    Judy Mclaughlin: It is not “unkind” to not want a biological boy to use a girls’ restroom. Why should a girl be subject to a boy in her bathroom? To be responsible — and, yes, it’s kind too — have a single bathroom for use by anyone. Anything else is not just irresponsible but pure leftist madness. LGTBQ children and adults should be encouraged to understand this is not an issue against them. It is OK to want separate bathrooms and still accept everyone as they are. Stop making them feel like victims and empower them in the right way. Everyone be yourselves, and everyone be kind.

    Emily Raitt: The term “gender-neutral” in this case is misleading. The school board passed a policy allowing kids who identify by the other gender to use locker rooms and go on overnight trips as that gender, as well as be called by another name. The letter is trying to group homosexuals and gender-identity issues in the same category. You cannot decide to be another gender. It is physically impossible. You cannot change a person’s chromosomes. Trying to make everyone get on the acceptance train is wrong. These kids have issues that need to be dealt with.

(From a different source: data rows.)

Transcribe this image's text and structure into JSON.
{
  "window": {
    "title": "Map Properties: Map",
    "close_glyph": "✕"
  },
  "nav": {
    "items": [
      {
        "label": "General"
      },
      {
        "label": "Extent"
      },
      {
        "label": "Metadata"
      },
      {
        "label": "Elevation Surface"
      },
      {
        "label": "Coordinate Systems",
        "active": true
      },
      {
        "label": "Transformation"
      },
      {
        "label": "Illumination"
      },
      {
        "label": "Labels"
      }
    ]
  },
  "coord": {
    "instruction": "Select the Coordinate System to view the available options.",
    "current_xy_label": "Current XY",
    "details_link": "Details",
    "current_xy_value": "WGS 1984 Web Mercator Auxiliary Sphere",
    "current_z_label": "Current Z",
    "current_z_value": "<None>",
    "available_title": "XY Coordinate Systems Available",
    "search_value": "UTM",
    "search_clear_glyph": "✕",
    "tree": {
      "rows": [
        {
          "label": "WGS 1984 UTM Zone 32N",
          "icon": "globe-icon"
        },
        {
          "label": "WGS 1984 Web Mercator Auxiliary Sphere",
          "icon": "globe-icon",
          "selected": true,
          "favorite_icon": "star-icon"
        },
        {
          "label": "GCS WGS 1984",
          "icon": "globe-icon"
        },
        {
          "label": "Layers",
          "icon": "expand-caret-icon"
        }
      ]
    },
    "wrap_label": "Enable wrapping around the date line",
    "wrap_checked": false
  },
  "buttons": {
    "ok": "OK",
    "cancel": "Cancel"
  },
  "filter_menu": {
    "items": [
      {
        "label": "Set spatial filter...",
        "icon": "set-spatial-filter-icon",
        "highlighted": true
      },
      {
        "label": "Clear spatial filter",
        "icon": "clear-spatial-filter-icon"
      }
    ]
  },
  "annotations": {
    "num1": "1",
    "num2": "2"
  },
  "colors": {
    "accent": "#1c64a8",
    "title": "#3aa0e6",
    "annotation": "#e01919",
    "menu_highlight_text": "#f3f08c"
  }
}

    Tracy Prout Bunye: You’re right, gender and sexuality aren’t the same thing, though they are often related and inform one another. Sex is based on genes and anatomy. Gender is subjective. All of us have our own gender identity — it is not only trans and gender-fluid folks. What does it mean to be a “woman”? It is likely different for you than for others. It is influenced by many factors but is often rigid in our minds because of sociocultural factors. This is a great topic to learn about if you are open to considering the real, lived experiences of your neighbors.